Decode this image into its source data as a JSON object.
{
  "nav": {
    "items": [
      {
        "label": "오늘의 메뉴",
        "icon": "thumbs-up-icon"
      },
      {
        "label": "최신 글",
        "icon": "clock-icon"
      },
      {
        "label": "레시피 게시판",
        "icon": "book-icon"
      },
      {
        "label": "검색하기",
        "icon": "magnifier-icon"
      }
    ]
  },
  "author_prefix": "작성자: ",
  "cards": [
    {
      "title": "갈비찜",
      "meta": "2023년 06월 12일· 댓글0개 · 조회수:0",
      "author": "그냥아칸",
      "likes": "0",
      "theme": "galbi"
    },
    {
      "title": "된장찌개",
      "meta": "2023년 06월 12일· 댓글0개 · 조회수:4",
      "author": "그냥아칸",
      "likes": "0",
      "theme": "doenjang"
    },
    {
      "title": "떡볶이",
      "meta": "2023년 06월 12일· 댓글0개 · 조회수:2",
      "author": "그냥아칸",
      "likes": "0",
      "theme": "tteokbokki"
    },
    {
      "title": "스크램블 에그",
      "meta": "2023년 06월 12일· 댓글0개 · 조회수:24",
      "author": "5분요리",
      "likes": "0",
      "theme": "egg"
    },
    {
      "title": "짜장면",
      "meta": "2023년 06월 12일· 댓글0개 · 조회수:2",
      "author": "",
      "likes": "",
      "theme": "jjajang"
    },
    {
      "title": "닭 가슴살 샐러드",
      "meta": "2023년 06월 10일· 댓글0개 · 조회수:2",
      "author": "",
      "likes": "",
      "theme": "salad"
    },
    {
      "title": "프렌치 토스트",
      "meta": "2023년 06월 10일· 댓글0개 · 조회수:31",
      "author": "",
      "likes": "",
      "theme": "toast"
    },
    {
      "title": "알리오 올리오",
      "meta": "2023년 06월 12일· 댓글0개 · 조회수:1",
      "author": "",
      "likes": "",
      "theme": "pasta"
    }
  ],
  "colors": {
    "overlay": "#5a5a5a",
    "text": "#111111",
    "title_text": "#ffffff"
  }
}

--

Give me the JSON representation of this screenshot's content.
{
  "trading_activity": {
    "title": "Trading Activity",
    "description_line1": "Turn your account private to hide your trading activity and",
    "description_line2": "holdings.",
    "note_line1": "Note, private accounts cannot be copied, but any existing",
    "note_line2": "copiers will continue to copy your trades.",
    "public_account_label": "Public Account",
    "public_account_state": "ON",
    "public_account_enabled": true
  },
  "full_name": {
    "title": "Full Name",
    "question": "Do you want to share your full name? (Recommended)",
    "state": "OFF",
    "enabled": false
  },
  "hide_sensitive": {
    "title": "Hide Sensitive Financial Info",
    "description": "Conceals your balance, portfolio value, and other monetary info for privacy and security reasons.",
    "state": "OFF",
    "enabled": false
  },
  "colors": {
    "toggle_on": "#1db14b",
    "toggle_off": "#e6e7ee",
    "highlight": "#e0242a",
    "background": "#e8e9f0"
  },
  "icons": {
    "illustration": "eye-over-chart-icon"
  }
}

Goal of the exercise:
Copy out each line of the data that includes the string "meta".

Written answer:
      "meta": "2023년 06월 12일· 댓글0개 · 조회수:0",
      "meta": "2023년 06월 12일· 댓글0개 · 조회수:4",
      "meta": "2023년 06월 12일· 댓글0개 · 조회수:2",
      "meta": "2023년 06월 12일· 댓글0개 · 조회수:24",
      "meta": "2023년 06월 12일· 댓글0개 · 조회수:2",
      "meta": "2023년 06월 10일· 댓글0개 · 조회수:2",
      "meta": "2023년 06월 10일· 댓글0개 · 조회수:31",
      "meta": "2023년 06월 12일· 댓글0개 · 조회수:1",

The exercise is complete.